|Biomarkers: Are realism and control mutually exclusive in integrated pollution assessment?|Wilson, J.G.; McHugh, B.; Giltrap, M. (2014). Biomarkers: Are realism and control mutually exclusive in integrated pollution assessment?, in: Kennedy, R. et al. (Ed.) Managing Biodiversity in a Changing Ocean. Proceedings of the 48th European Marine Biology Symposium (EMBS), Galway, Ireland, 19-23 August 2013. Marine Environmental Research, 102(Special Issue): pp. 11-17. hdl.handle.net/10.1016/j.marenvres.2014.07.005
In: Kennedy, R. et al. (Ed.) (2014). Managing Biodiversity in a Changing Ocean. Proceedings of the 48th European Marine Biology Symposium (EMBS), Galway, Ireland, 19-23 August 2013. Marine Environmental Research, 102(Special Issue). Elsevier: Amsterdam. 130 pp., more
In: Marine Environmental Research. Applied Science Publishers: Barking. ISSN 0141-1136, more
Pollution; Ecological status; Biomarkers; Variability; Dublin Bay
|Authors|| || Top |
- Wilson, J.G.
- McHugh, B.
- Giltrap, M.

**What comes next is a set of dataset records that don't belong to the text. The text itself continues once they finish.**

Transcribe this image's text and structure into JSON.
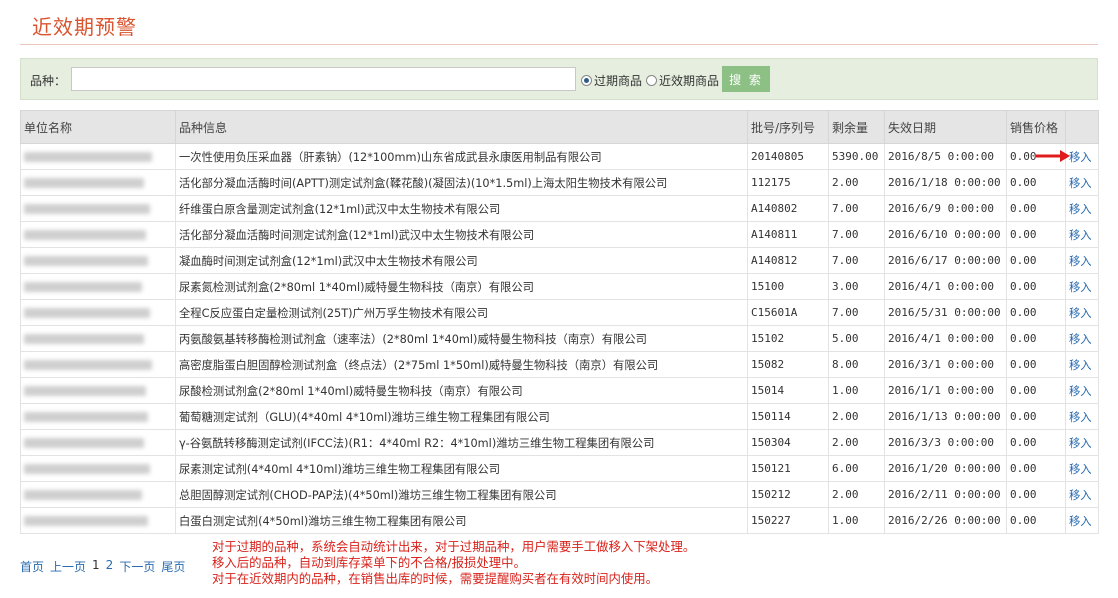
{
  "page": {
    "title": "近效期预警"
  },
  "search": {
    "label": "品种：",
    "value": "",
    "placeholder": "",
    "radio_expired": "过期商品",
    "radio_near": "近效期商品",
    "button": "搜 索",
    "selected": "过期商品"
  },
  "table": {
    "headers": [
      "单位名称",
      "品种信息",
      "批号/序列号",
      "剩余量",
      "失效日期",
      "销售价格",
      ""
    ],
    "rows": [
      {
        "product": "一次性使用负压采血器（肝素钠）(12*100mm)山东省成武县永康医用制品有限公司",
        "batch": "20140805",
        "qty": "5390.00",
        "expiry": "2016/8/5 0:00:00",
        "price": "0.00",
        "action": "移入"
      },
      {
        "product": "活化部分凝血活酶时间(APTT)测定试剂盒(鞣花酸)(凝固法)(10*1.5ml)上海太阳生物技术有限公司",
        "batch": "112175",
        "qty": "2.00",
        "expiry": "2016/1/18 0:00:00",
        "price": "0.00",
        "action": "移入"
      },
      {
        "product": "纤维蛋白原含量测定试剂盒(12*1ml)武汉中太生物技术有限公司",
        "batch": "A140802",
        "qty": "7.00",
        "expiry": "2016/6/9 0:00:00",
        "price": "0.00",
        "action": "移入"
      },
      {
        "product": "活化部分凝血活酶时间测定试剂盒(12*1ml)武汉中太生物技术有限公司",
        "batch": "A140811",
        "qty": "7.00",
        "expiry": "2016/6/10 0:00:00",
        "price": "0.00",
        "action": "移入"
      },
      {
        "product": "凝血酶时间测定试剂盒(12*1ml)武汉中太生物技术有限公司",
        "batch": "A140812",
        "qty": "7.00",
        "expiry": "2016/6/17 0:00:00",
        "price": "0.00",
        "action": "移入"
      },
      {
        "product": "尿素氮检测试剂盒(2*80ml 1*40ml)威特曼生物科技（南京）有限公司",
        "batch": "15100",
        "qty": "3.00",
        "expiry": "2016/4/1 0:00:00",
        "price": "0.00",
        "action": "移入"
      },
      {
        "product": "全程C反应蛋白定量检测试剂(25T)广州万孚生物技术有限公司",
        "batch": "C15601A",
        "qty": "7.00",
        "expiry": "2016/5/31 0:00:00",
        "price": "0.00",
        "action": "移入"
      },
      {
        "product": "丙氨酸氨基转移酶检测试剂盒（速率法）(2*80ml 1*40ml)威特曼生物科技（南京）有限公司",
        "batch": "15102",
        "qty": "5.00",
        "expiry": "2016/4/1 0:00:00",
        "price": "0.00",
        "action": "移入"
      },
      {
        "product": "高密度脂蛋白胆固醇检测试剂盒（终点法）(2*75ml 1*50ml)威特曼生物科技（南京）有限公司",
        "batch": "15082",
        "qty": "8.00",
        "expiry": "2016/3/1 0:00:00",
        "price": "0.00",
        "action": "移入"
      },
      {
        "product": "尿酸检测试剂盒(2*80ml 1*40ml)威特曼生物科技（南京）有限公司",
        "batch": "15014",
        "qty": "1.00",
        "expiry": "2016/1/1 0:00:00",
        "price": "0.00",
        "action": "移入"
      },
      {
        "product": "葡萄糖测定试剂（GLU)(4*40ml 4*10ml)潍坊三维生物工程集团有限公司",
        "batch": "150114",
        "qty": "2.00",
        "expiry": "2016/1/13 0:00:00",
        "price": "0.00",
        "action": "移入"
      },
      {
        "product": "γ-谷氨酰转移酶测定试剂(IFCC法)(R1：4*40ml R2：4*10ml)潍坊三维生物工程集团有限公司",
        "batch": "150304",
        "qty": "2.00",
        "expiry": "2016/3/3 0:00:00",
        "price": "0.00",
        "action": "移入"
      },
      {
        "product": "尿素测定试剂(4*40ml 4*10ml)潍坊三维生物工程集团有限公司",
        "batch": "150121",
        "qty": "6.00",
        "expiry": "2016/1/20 0:00:00",
        "price": "0.00",
        "action": "移入"
      },
      {
        "product": "总胆固醇测定试剂(CHOD-PAP法)(4*50ml)潍坊三维生物工程集团有限公司",
        "batch": "150212",
        "qty": "2.00",
        "expiry": "2016/2/11 0:00:00",
        "price": "0.00",
        "action": "移入"
      },
      {
        "product": "白蛋白测定试剂(4*50ml)潍坊三维生物工程集团有限公司",
        "batch": "150227",
        "qty": "1.00",
        "expiry": "2016/2/26 0:00:00",
        "price": "0.00",
        "action": "移入"
      }
    ]
  },
  "pager": {
    "first": "首页",
    "prev": "上一页",
    "page1": "1",
    "page2": "2",
    "next": "下一页",
    "last": "尾页"
  },
  "notes": [
    "对于过期的品种，系统会自动统计出来，对于过期品种，用户需要手工做移入下架处理。",
    "移入后的品种，自动到库存菜单下的不合格/报损处理中。",
    "对于在近效期内的品种，在销售出库的时候，需要提醒购买者在有效时间内使用。"
  ]
}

The conventional view of pollution monitoring is that any choice is a trade-off between realism and precision, as the control over confounding variables decreases with the increasing degree of organization of the test system.Dublin Bay is subject to considerable anthropogenic pressures and there have been many attempts to quantify the status of the system at organizational levels from DNA strand breaks (Comet) to the system itself (Ecological Network analysis, ENA).Using Dublin Bay as an example, the data show there was considerable variability at all levels of organization. At intracellular level, Lysosome Membrane Stability (LMS, assessed by Neutral Red Retention, NRR) varied almost 4-fold with season and individual condition, while the community level AZTI Marine biotic Index (AMBI) had a similar range within a single, supposedly homogeneous, site. Overall, there was no evidence that biomarkers of the lower levels of organisation reduced the variability of the measure, despite the extra control over influencing variables, nor was there any evidence that variability was additive at higher levels of organisation.This poses problems for management, especially given the fixed limits of Ecological Quality Standards (EQSs). Clearly while the integrated approach to pollution monitoring does offer the potential to link effects across the organizational range, it should also be possible to improve their capability by widening the database for reference values, particularly at the higher level of organization, and by process models, including the confounding variables found in the field, for those at lower level.